Delve into the theoretical and practical aspects of physics — a field fundamental to the science, engineering and technology industries.
Benefit from innovative teaching methods with an emphasis on active classroom experiences. Learn in cutting-edge environments, guided by the best ideas from leading physics education researchers.
Enjoy a learn-by-doing approach that begins with a first-year introductory class taught without formal lectures and continues in upper-division courses where students work on sophisticated, open-ended projects.
Work in teams to make a wide range of computer-aided measurements to study physics principles and collect and analyze real data (the way a professional scientist would) to discover how physics works in the real world.
Work with a diverse group of peers: 30 percent of our physics students are women and 30 percent are from Hawai'i.

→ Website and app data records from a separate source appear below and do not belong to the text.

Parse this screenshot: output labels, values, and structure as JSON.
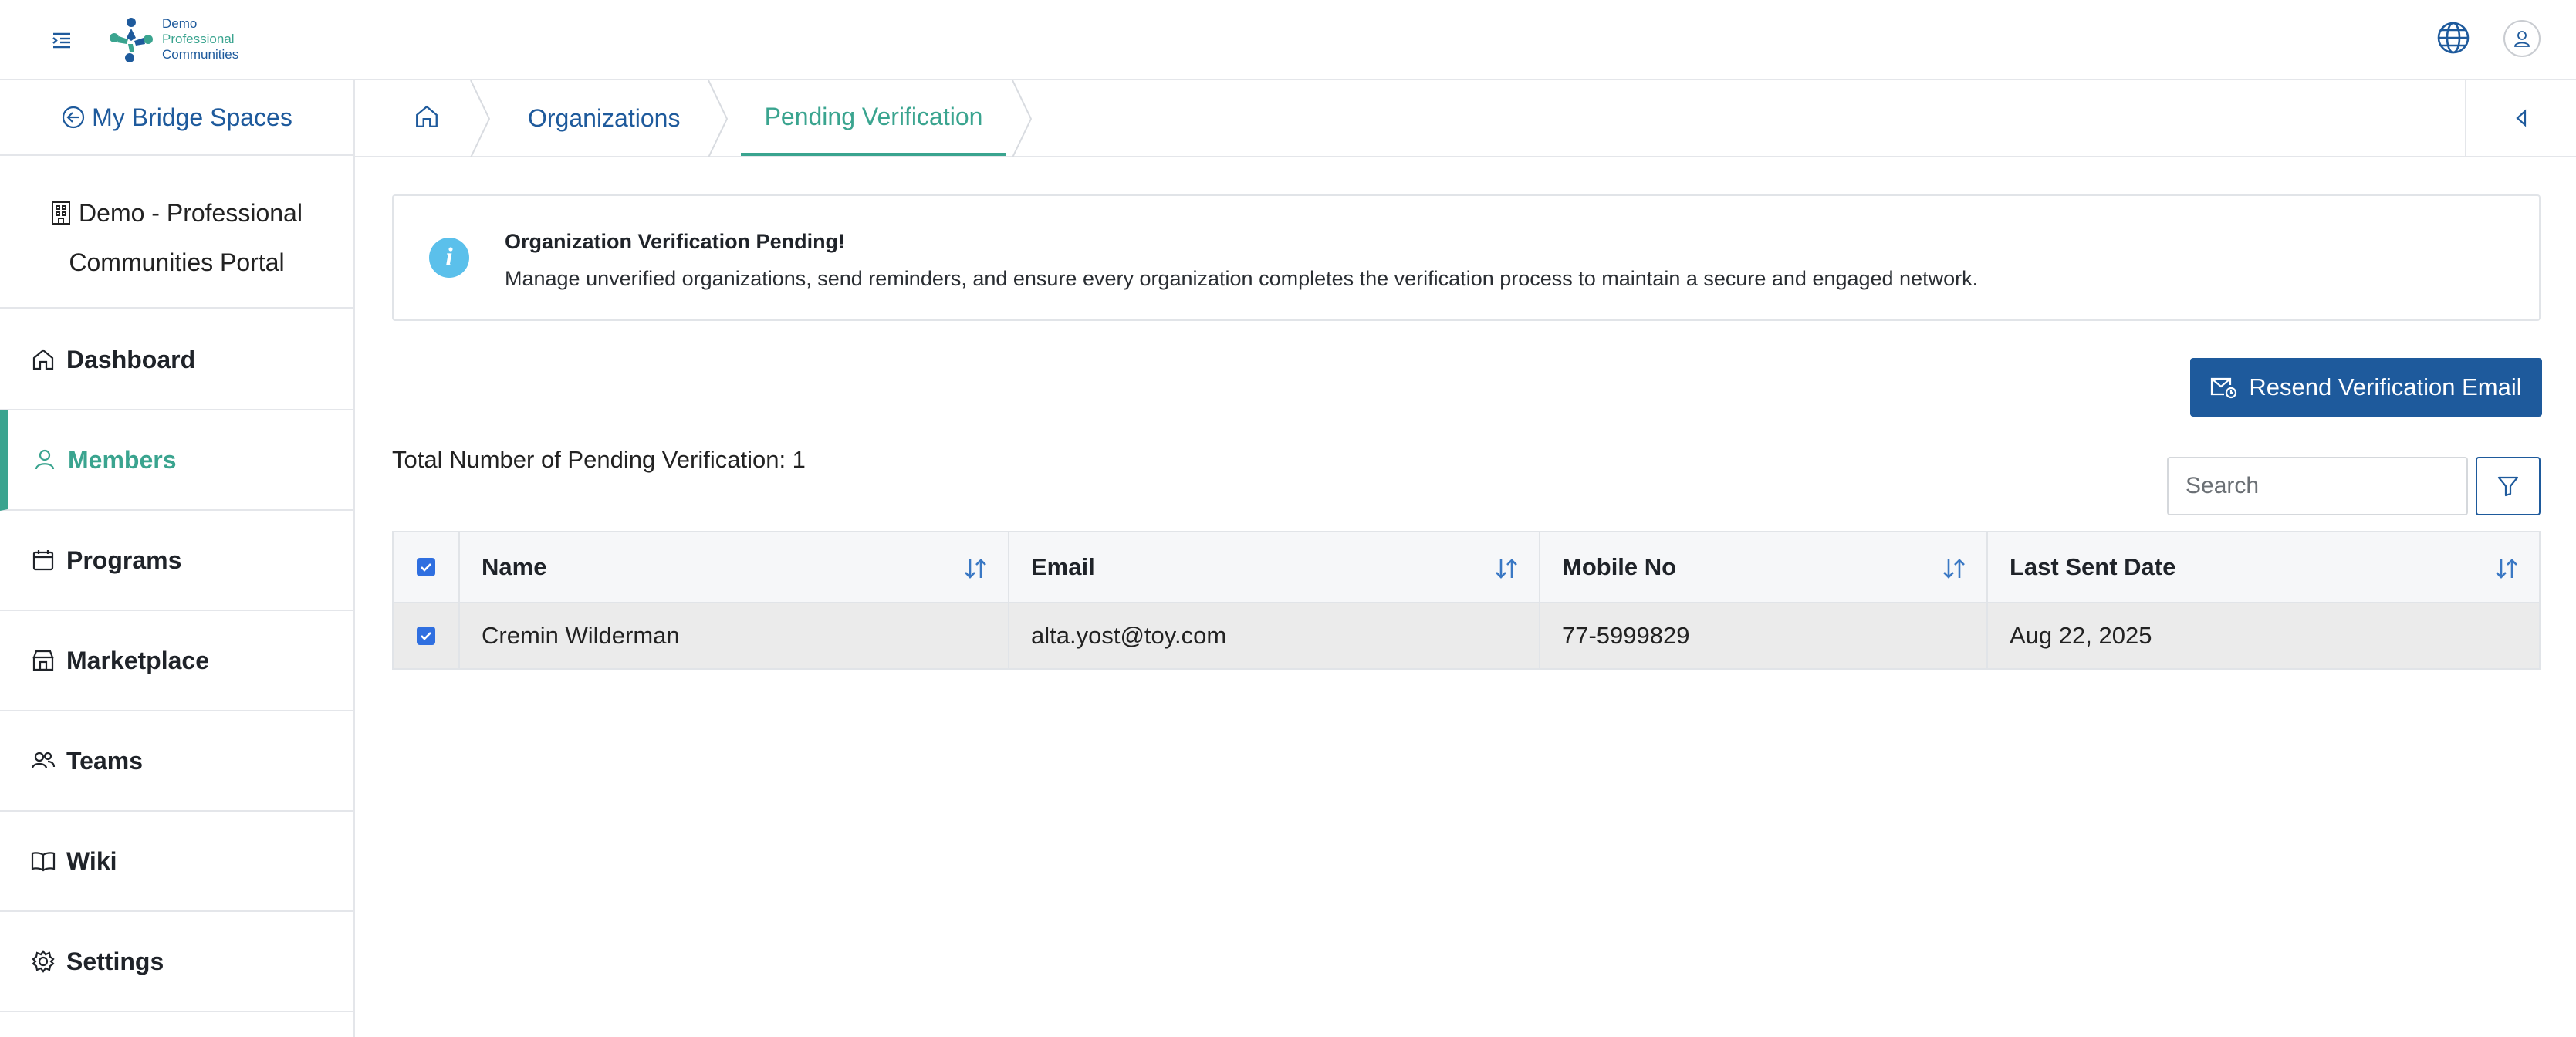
{
  "topbar": {
    "logo_line1": "Demo",
    "logo_line2": "Professional",
    "logo_line3": "Communities",
    "menu_icon": "menu-indent-icon",
    "globe_icon": "globe-icon",
    "avatar_icon": "user-icon"
  },
  "sidebar": {
    "back_label": "My Bridge Spaces",
    "portal_line1": "Demo - Professional",
    "portal_line2": "Communities Portal",
    "items": [
      {
        "label": "Dashboard",
        "icon": "home-icon"
      },
      {
        "label": "Members",
        "icon": "user-icon",
        "active": true
      },
      {
        "label": "Programs",
        "icon": "calendar-icon"
      },
      {
        "label": "Marketplace",
        "icon": "store-icon"
      },
      {
        "label": "Teams",
        "icon": "users-icon"
      },
      {
        "label": "Wiki",
        "icon": "book-icon"
      },
      {
        "label": "Settings",
        "icon": "gear-icon"
      }
    ]
  },
  "breadcrumb": {
    "items": [
      "Organizations",
      "Pending Verification"
    ]
  },
  "alert": {
    "title": "Organization Verification Pending!",
    "text": "Manage unverified organizations, send reminders, and ensure every organization completes the verification process to maintain a secure and engaged network."
  },
  "actions": {
    "resend_label": "Resend Verification Email"
  },
  "summary": {
    "total_label": "Total Number of Pending Verification: 1"
  },
  "search": {
    "placeholder": "Search"
  },
  "table": {
    "columns": [
      "Name",
      "Email",
      "Mobile No",
      "Last Sent Date"
    ],
    "rows": [
      {
        "name": "Cremin Wilderman",
        "email": "alta.yost@toy.com",
        "mobile": "77-5999829",
        "last_sent": "Aug 22, 2025"
      }
    ]
  },
  "colors": {
    "primary": "#1e5a9c",
    "accent": "#3aa48f",
    "info": "#5bc0eb"
  }
}
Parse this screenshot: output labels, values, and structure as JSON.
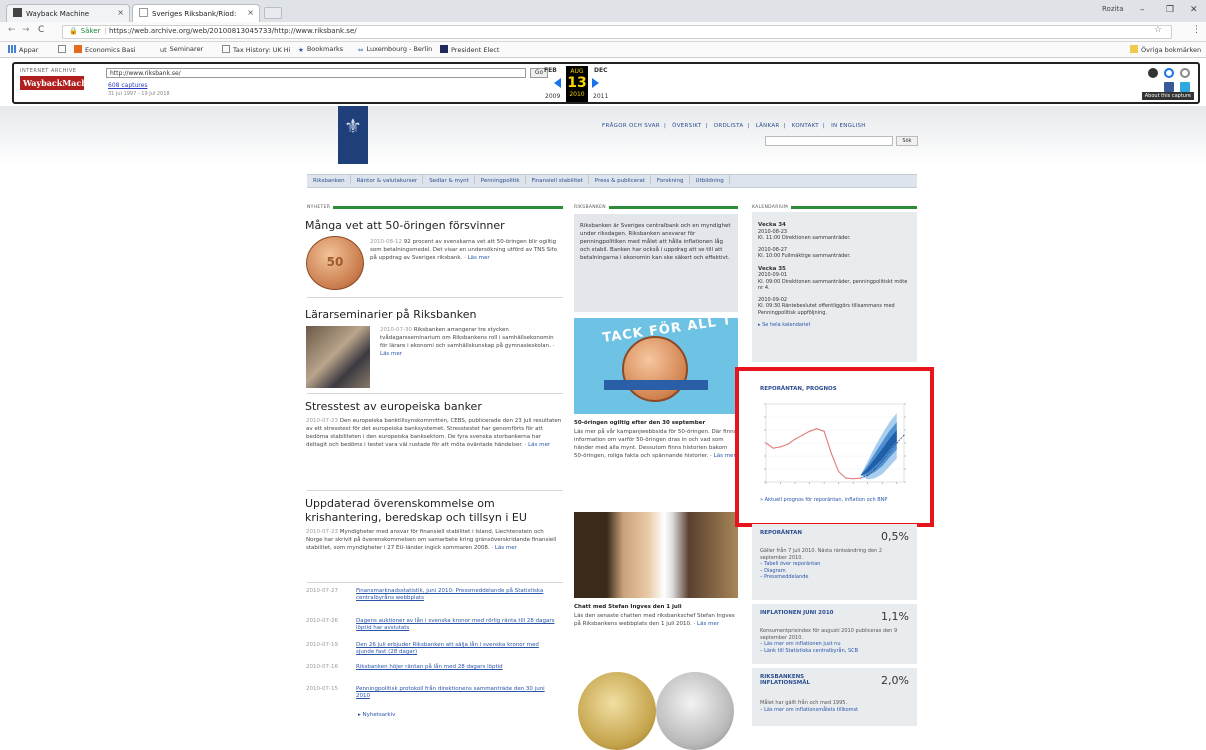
{
  "browser": {
    "tabs": [
      {
        "title": "Wayback Machine"
      },
      {
        "title": "Sveriges Riksbank/Riod:"
      }
    ],
    "user": "Rozita",
    "url_secure_label": "Säker",
    "url": "https://web.archive.org/web/20100813045733/http://www.riksbank.se/",
    "bookmarks": [
      "Appar",
      "Economics Basi",
      "Seminarer",
      "Tax History: UK Hi",
      "Bookmarks",
      "Luxembourg - Berlin",
      "President Elect"
    ],
    "other_bookmarks": "Övriga bokmärken"
  },
  "wayback": {
    "logo_top": "INTERNET ARCHIVE",
    "logo_main": "WaybackMachine",
    "url_value": "http://www.riksbank.se/",
    "go_label": "Go",
    "captures": "608 captures",
    "range": "31 Jul 1997 - 19 Jul 2018",
    "prev_month": "FEB",
    "cur_month": "AUG",
    "cur_day": "13",
    "next_month": "DEC",
    "prev_year": "2009",
    "cur_year": "2010",
    "next_year": "2011",
    "about": "About this capture"
  },
  "site": {
    "top_nav": [
      "FRÅGOR OCH SVAR",
      "ÖVERSIKT",
      "ORDLISTA",
      "LÄNKAR",
      "KONTAKT",
      "IN ENGLISH"
    ],
    "search_button": "Sök",
    "main_nav": [
      "Riksbanken",
      "Räntor & valutakurser",
      "Sedlar & mynt",
      "Penningpolitik",
      "Finansiell stabilitet",
      "Press & publicerat",
      "Forskning",
      "Utbildning"
    ],
    "sections": {
      "left": "NYHETER",
      "mid": "RIKSBANKEN",
      "right": "KALENDARIUM"
    },
    "articles": [
      {
        "title": "Många vet att 50-öringen försvinner",
        "date": "2010-08-12",
        "body": "92 procent av svenskarna vet att 50-öringen blir ogiltig som betalningsmedel. Det visar en undersökning utförd av TNS Sifo på uppdrag av Sveriges riksbank.",
        "more": "Läs mer"
      },
      {
        "title": "Lärarseminarier på Riksbanken",
        "date": "2010-07-30",
        "body": "Riksbanken arrangerar tre stycken tvådagarsseminarium om Riksbankens roll i samhällsekonomin för lärare i ekonomi och samhällskunskap på gymnasieskolan.",
        "more": "Läs mer"
      },
      {
        "title": "Stresstest av europeiska banker",
        "date": "2010-07-23",
        "body": "Den europeiska banktillsynskommittén, CEBS, publicerade den 23 juli resultaten av ett stresstest för det europeiska banksystemet. Stresstestet har genomförts för att bedöma stabiliteten i den europeiska banksektorn. De fyra svenska storbankerna har deltagit och bedöms i testet vara väl rustade för att möta oväntade händelser.",
        "more": "Läs mer"
      },
      {
        "title": "Uppdaterad överenskommelse om",
        "title2": "krishantering, beredskap och tillsyn i EU",
        "date": "2010-07-23",
        "body": "Myndigheter med ansvar för finansiell stabilitet i Island, Liechtenstein och Norge har skrivit på överenskommelsen om samarbete kring gränsöverskridande finansiell stabilitet, som myndigheter i 27 EU-länder ingick sommaren 2008.",
        "more": "Läs mer"
      }
    ],
    "news_list": [
      {
        "date": "2010-07-27",
        "text": "Finansmarknadsstatistik, juni 2010: Pressmeddelande på Statistiska centralbyråns webbplats"
      },
      {
        "date": "2010-07-26",
        "text": "Dagens auktioner av lån i svenska kronor med rörlig ränta till 28 dagars löptid har avslutats"
      },
      {
        "date": "2010-07-19",
        "text": "Den 26 juli erbjuder Riksbanken att sälja lån i svenska kronor med sjunde fast (28 dagar)"
      },
      {
        "date": "2010-07-16",
        "text": "Riksbanken höjer räntan på lån med 28 dagars löptid"
      },
      {
        "date": "2010-07-15",
        "text": "Penningpolitisk protokoll från direktionens sammanträde den 30 juni 2010"
      }
    ],
    "news_archive": "Nyhetsarkiv",
    "mid_intro": "Riksbanken är Sveriges centralbank och en myndighet under riksdagen. Riksbanken ansvarar för penningpolitiken med målet att hålla inflationen låg och stabil. Banken har också i uppdrag att se till att betalningarna i ekonomin kan ske säkert och effektivt.",
    "tack_text": "TACK FÖR ALL T",
    "coin_label": "50",
    "promo_head": "50-öringen ogiltig efter den 30 september",
    "promo_body": "Läs mer på vår kampanjwebbsida för 50-öringen. Där finns information om varför 50-öringen dras in och vad som händer med alla mynt. Dessutom finns historien bakom 50-öringen, roliga fakta och spännande historier.",
    "promo_more": "Läs mer",
    "chat_head": "Chatt med Stefan Ingves den 1 juli",
    "chat_body": "Läs den senaste chatten med riksbankschef Stefan Ingves på Riksbankens webbplats den 1 juli 2010.",
    "chat_more": "Läs mer",
    "calendar": [
      {
        "week": "Vecka 34",
        "date": "2010-08-23",
        "text": "Kl. 11:00 Direktionen sammanträder."
      },
      {
        "week": "",
        "date": "2010-08-27",
        "text": "Kl. 10:00 Fullmäktige sammanträder."
      },
      {
        "week": "Vecka 35",
        "date": "2010-09-01",
        "text": "Kl. 09:00 Direktionen sammanträder, penningpolitiskt möte nr 4."
      },
      {
        "week": "",
        "date": "2010-09-02",
        "text": "Kl. 09:30 Räntebeslutet offentliggörs tillsammans med Penningpolitisk uppföljning."
      }
    ],
    "calendar_link": "Se hela kalendariet",
    "chart": {
      "title": "REPORÄNTAN, PROGNOS",
      "link": "Aktuell prognos för reporäntan, inflation och BNP"
    },
    "rates": [
      {
        "title": "REPORÄNTAN",
        "value": "0,5%",
        "body": "Gäller från 7 juli 2010. Nästa ränteändring den 2 september 2010.",
        "links": [
          "Tabell över reporäntan",
          "Diagram",
          "Pressmeddelande"
        ]
      },
      {
        "title": "INFLATIONEN JUNI 2010",
        "value": "1,1%",
        "body": "Konsumentprisindex för augusti 2010 publiceras den 9 september 2010.",
        "links": [
          "Läs mer om inflationen just nu",
          "Länk till Statistiska centralbyrån, SCB"
        ]
      },
      {
        "title": "RIKSBANKENS INFLATIONSMÅL",
        "value": "2,0%",
        "body": "Målet har gällt från och med 1995.",
        "links": [
          "Läs mer om inflationsmålets tillkomst"
        ]
      }
    ]
  },
  "chart_data": {
    "type": "line",
    "title": "REPORÄNTAN, PROGNOS",
    "series": [
      {
        "values": [
          3.0,
          2.6,
          2.7,
          2.9,
          3.3,
          3.6,
          3.9,
          4.1,
          3.9,
          2.2,
          0.8,
          0.3,
          0.25,
          0.3,
          0.5,
          1.0,
          1.6,
          2.3,
          3.0,
          3.6
        ]
      }
    ],
    "fan": {
      "start_index": 13,
      "upper": [
        0.5,
        1.6,
        2.7,
        3.7,
        4.6,
        5.3
      ],
      "lower": [
        0.5,
        0.2,
        0.3,
        0.6,
        1.2,
        1.8
      ]
    },
    "ylim": [
      0,
      6
    ],
    "colors": {
      "line": "#e07a7a",
      "fan_dark": "#1f5fa8",
      "fan_mid": "#4d8fd0",
      "fan_light": "#a9cdef",
      "forecast": "#2b4d8f"
    }
  }
}
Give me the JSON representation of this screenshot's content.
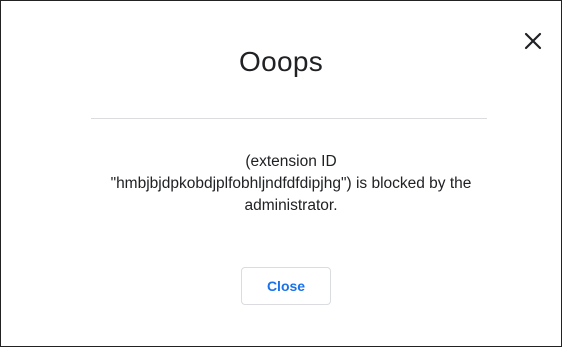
{
  "dialog": {
    "title": "Ooops",
    "message_lines": [
      "(extension ID",
      "\"hmbjbjdpkobdjplfobhljndfdfdipjhg\") is blocked by the",
      "administrator."
    ],
    "close_button_label": "Close",
    "close_icon": "close-icon",
    "colors": {
      "accent": "#1a73e8",
      "text": "#202124",
      "divider": "#dadce0"
    }
  }
}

Pacific students have a new place to make their ideas take shape — the Boxer Makerspace. It’s an inviting new area on the second floor of the Tim & Cathy Tran Library where students can use 3D printers, a laser engraver, a vacuum formbox and other tools to create prototypes of their own design.
Andrewa Noble was mathematics pioneer, attending Pacific in the 1920s and earning a PhD in mathematics in 1936. She was a a professor and chair of the Pacific University Math Department before her retirement in 1965. She was also chair of the chemistry, physics and math section of the Northwest Scientific Association.
This project consists of an installation and series of talks that dig into that question. In “Patchwork Galaxy”, the painter, Kendra Larson and musician, Christopher Buckingham explore symbolism, light, and the universe.